GloucesterTimes.com, Gloucester, MA

October 25, 2012

Brown, Warren court women's vote across North Shore

By Doug Moser Staff Writer
Gloucester Daily Times

---- — U.S. Senate candidates Scott Brown and Elizabeth Warren, in campaign stops around the North Shore, are emphasizing issues of women’s health and pay in a fight over the demographic group that makes up more than half of the Massachusetts electorate.

Both candidates have highlighted their stances and support of breast and cervical cancer screening, federal laws on equal pay and maintaining abortion rights as polls suggest that women say they will vote for Democratic challenger Warren by double-digit margins.

U.S. Sen. Brown, at a campaign stop in North Andover Monday, defended his record supporting equal pay laws, funding for Planned Parenthood medical services — apart from abortion, which, by law, cannot be funded with federal money — and general issues important to women, like the economy, education and taxes.

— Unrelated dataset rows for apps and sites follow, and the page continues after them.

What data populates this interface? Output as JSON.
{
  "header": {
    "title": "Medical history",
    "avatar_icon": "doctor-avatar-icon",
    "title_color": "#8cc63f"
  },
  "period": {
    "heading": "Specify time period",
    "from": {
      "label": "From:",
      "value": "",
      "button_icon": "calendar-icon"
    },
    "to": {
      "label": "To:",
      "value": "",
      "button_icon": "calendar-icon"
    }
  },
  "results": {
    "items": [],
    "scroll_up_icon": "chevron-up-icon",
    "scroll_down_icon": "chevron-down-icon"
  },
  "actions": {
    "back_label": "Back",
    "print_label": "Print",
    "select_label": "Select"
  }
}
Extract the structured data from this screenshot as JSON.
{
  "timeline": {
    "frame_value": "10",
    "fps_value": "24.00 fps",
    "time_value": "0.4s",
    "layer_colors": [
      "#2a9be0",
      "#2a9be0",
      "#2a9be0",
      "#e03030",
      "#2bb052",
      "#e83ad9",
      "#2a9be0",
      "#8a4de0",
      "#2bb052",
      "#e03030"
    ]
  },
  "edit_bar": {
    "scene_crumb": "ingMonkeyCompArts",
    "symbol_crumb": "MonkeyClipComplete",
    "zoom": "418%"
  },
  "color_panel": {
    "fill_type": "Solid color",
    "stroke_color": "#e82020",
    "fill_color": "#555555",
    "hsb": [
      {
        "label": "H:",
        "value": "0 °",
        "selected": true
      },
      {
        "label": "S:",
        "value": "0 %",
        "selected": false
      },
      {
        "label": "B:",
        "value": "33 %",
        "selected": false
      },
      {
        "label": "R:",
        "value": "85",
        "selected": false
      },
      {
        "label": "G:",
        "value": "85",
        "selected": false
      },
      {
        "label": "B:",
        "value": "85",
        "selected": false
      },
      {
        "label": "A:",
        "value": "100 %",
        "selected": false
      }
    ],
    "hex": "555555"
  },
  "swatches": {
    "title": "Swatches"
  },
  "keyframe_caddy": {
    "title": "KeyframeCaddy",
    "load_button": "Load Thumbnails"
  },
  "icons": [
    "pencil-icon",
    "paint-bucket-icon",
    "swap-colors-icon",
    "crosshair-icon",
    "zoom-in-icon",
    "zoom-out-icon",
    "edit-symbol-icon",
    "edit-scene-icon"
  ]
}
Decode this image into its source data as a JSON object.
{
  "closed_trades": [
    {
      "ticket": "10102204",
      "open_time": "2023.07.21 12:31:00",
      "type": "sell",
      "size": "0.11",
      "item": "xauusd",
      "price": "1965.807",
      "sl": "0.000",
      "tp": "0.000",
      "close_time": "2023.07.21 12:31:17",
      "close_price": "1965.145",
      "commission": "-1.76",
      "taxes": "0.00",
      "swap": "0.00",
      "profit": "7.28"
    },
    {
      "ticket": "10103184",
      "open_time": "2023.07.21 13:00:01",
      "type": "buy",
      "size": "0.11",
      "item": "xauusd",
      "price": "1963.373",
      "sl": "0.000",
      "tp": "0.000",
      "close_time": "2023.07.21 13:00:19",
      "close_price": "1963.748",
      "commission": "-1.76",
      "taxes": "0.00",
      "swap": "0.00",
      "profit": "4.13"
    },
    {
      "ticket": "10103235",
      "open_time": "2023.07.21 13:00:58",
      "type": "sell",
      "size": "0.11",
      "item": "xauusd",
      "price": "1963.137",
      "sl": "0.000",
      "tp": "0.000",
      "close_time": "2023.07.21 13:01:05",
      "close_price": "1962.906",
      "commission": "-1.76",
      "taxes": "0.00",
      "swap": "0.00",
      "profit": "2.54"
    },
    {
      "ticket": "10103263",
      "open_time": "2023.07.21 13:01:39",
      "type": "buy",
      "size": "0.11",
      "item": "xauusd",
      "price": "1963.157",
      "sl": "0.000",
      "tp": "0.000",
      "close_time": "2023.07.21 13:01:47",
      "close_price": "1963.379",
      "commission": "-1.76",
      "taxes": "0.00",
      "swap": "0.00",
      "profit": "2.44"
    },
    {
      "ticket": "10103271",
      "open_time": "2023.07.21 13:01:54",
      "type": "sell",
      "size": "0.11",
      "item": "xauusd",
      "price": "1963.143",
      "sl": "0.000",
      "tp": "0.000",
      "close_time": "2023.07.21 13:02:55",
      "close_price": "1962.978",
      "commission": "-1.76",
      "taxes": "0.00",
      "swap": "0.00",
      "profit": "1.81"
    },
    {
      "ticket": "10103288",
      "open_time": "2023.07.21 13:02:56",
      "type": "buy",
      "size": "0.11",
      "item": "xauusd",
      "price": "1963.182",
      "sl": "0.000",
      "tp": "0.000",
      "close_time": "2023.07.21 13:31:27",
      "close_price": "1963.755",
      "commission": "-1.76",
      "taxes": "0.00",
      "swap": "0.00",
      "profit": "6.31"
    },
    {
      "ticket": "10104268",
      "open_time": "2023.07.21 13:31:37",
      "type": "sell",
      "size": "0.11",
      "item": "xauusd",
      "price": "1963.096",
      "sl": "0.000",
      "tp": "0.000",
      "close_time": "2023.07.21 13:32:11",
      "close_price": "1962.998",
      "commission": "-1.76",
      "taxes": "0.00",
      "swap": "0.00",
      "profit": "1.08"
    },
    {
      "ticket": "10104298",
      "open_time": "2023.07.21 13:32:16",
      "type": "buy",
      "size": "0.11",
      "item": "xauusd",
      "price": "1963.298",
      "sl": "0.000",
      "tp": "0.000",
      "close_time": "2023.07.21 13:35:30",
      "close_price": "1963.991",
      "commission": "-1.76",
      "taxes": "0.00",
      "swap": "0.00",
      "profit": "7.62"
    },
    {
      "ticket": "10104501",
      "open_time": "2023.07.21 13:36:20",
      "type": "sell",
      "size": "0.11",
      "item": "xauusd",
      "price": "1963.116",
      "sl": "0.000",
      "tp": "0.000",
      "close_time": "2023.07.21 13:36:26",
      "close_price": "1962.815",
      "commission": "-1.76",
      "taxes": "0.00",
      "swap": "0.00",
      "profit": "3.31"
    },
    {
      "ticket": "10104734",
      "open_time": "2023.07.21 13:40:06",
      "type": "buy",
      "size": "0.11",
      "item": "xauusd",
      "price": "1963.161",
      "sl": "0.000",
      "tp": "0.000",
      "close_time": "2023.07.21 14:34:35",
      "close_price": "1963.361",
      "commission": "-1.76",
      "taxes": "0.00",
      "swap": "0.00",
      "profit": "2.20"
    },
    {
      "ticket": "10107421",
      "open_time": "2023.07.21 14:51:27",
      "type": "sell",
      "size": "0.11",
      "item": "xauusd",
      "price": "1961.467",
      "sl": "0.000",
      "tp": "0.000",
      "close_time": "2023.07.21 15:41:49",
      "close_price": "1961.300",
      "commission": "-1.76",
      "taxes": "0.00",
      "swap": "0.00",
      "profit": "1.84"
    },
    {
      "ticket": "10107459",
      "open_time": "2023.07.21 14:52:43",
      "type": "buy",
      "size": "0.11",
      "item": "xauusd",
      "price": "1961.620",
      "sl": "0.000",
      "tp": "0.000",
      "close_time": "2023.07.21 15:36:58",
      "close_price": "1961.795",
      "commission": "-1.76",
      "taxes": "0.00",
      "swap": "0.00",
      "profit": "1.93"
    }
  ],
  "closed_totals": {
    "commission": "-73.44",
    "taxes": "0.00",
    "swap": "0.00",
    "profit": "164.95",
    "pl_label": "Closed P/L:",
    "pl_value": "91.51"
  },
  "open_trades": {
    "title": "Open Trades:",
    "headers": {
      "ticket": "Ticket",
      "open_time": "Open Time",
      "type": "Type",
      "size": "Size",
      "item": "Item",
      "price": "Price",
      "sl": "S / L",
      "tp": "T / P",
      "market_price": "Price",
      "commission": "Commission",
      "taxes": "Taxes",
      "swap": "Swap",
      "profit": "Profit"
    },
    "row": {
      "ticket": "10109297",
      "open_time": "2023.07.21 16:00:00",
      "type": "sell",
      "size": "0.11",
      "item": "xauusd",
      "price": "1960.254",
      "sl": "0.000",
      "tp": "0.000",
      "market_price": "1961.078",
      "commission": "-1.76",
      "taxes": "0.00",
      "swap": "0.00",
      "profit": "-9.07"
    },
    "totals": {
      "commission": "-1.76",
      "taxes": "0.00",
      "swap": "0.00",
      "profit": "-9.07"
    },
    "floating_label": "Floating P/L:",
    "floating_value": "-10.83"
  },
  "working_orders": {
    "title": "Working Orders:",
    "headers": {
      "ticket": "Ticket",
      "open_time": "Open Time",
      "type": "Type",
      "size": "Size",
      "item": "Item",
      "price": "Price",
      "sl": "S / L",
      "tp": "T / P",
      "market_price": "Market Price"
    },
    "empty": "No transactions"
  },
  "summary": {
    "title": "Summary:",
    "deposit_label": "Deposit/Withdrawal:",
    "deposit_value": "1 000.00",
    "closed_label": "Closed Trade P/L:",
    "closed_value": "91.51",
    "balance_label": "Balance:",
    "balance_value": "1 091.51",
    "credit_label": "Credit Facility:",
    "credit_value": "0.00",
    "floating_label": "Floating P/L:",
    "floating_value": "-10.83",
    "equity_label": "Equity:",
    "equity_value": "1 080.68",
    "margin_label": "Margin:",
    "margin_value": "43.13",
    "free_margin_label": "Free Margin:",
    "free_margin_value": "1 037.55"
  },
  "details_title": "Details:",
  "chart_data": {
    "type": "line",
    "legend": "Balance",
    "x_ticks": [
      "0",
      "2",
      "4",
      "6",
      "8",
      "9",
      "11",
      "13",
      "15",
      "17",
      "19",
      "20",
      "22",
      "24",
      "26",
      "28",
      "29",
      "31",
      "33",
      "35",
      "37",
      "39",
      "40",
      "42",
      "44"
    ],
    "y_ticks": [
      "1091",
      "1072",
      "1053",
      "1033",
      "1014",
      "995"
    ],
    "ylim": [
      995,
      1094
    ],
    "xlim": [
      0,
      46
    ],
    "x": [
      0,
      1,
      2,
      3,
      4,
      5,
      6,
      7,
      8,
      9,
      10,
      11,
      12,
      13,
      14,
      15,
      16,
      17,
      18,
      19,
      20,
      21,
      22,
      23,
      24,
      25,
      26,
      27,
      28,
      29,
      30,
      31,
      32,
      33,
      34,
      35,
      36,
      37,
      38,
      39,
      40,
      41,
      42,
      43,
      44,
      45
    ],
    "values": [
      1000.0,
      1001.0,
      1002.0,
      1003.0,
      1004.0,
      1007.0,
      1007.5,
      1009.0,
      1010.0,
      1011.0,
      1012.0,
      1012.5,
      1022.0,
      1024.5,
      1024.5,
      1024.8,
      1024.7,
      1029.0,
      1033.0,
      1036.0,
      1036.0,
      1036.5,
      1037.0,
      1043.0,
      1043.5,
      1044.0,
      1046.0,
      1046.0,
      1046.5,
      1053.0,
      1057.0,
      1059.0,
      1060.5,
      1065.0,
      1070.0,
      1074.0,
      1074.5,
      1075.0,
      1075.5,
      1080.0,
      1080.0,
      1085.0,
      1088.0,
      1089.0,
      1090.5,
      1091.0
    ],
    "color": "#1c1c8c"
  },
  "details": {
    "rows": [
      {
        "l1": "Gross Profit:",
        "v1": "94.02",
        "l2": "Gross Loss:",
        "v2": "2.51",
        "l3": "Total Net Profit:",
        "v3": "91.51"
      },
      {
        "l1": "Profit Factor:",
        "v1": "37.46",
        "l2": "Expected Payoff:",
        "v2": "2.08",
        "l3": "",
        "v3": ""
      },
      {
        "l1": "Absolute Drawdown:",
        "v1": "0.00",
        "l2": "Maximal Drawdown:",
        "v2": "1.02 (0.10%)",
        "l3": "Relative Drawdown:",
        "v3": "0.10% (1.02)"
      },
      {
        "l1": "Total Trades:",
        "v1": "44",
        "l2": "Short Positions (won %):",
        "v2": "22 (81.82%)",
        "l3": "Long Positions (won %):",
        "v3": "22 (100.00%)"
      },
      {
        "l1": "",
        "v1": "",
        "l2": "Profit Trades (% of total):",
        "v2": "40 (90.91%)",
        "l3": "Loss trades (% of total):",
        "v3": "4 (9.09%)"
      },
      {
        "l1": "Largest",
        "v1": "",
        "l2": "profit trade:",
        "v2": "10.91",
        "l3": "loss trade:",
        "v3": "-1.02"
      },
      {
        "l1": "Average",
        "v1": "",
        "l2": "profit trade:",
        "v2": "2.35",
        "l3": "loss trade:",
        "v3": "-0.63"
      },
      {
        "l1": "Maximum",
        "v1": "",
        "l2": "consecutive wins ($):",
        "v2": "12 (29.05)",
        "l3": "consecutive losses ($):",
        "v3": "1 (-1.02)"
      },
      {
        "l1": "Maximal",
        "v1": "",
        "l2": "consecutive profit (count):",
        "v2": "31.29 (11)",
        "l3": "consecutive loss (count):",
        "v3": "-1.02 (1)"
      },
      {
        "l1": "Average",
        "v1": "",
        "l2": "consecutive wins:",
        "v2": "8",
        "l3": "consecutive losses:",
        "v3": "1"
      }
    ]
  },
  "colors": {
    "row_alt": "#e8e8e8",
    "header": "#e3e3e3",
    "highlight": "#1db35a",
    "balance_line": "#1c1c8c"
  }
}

“My opponent would have you believe there’s a war on women,” he said during a stop at Stachey’s Pizzeria. “Elizabeth Warren has to stop scaring women.”

Brown picked up the endorsement of women’s rights advocate Laurie Myers, who said the campaign should be about everyday issues like jobs and education. “The scare tactics have to stop,” she said.

The candidates have talked little about abortion — both are pro-choice — but Warren has attacked Brown for voting against a federal equal-pay law and for supporting a proposal in the Senate that would allow employers to drop coverage of medical services, including contraception, in the insurance they offer their employees for moral or religious reasons.

She also has criticized him for voting against Elena Kagan, the former Obama administration solicitor general and dean of Harvard Law School, during her Senate confirmation to the U.S. Supreme Court.

“He had a chance to vote for a pro-choice candidate to the Supreme Court, and he voted no,” Warren said Tuesday during her campaign visit to Mann Orchards in Methuen. “Elena Kagan is eminently qualified, and he voted no.”

Abortion rights supporters worry that a conservative Supreme Court could reverse Roe vs. Wade, the 1973 decision that legalized abortion. Warren, in campaign stops and debates, has indicated supporting pro-choice judicial appointments is important.

Brown has said he voted against Kagan partly because she did not have experience as a judge, adding that he supports abortion rights.

Meanwhile, the federal equal pay law — called the Lilly Ledbetter Fair Pay Act after an employee who discovered after 20 years that she was making less than men doing similar work — was “the right idea but the wrong bill,” he said.

He said economic and tax issues affect everybody and said the policies Warren supports would mean higher taxes on small businesses.

“Her tax proposals are going to crush the middle class,” he said.

Warren has said she supports allowing tax cuts for the wealthiest individuals, a tax group that can include some businesses, passed in 2001 and 2003 to revert back to the levels of the 1990s. She has argued the threshold of the change would be high enough to exclude most small businesses.

Polls this month have shown Warren with a significant lead among female voters. However, national polls have shown women moving toward former Gov. Mitt Romney since his first debate with President Obama in Denver on Oct. 5. Before that, Obama held double-digit leads among women.

In two polls released earlier this month conducted by WBUR and MassINC, Warren led Brown among women by 51 percent to 40 percent, similar to the margin in a University of Massachusetts-Amherst poll. A poll released Oct. 11 by Public Policy Polling showed Warren with a greater lead among women, 58-38.

In the Jan. 19, 2010, special election, Brown won over Attorney General Martha Coakley by a margin of about 107,000 votes out of 2.3 million cast.

Douglas Moser can be reached at dmoser@gloucestertimes.com, or on Twitter @EagleEyeMoser.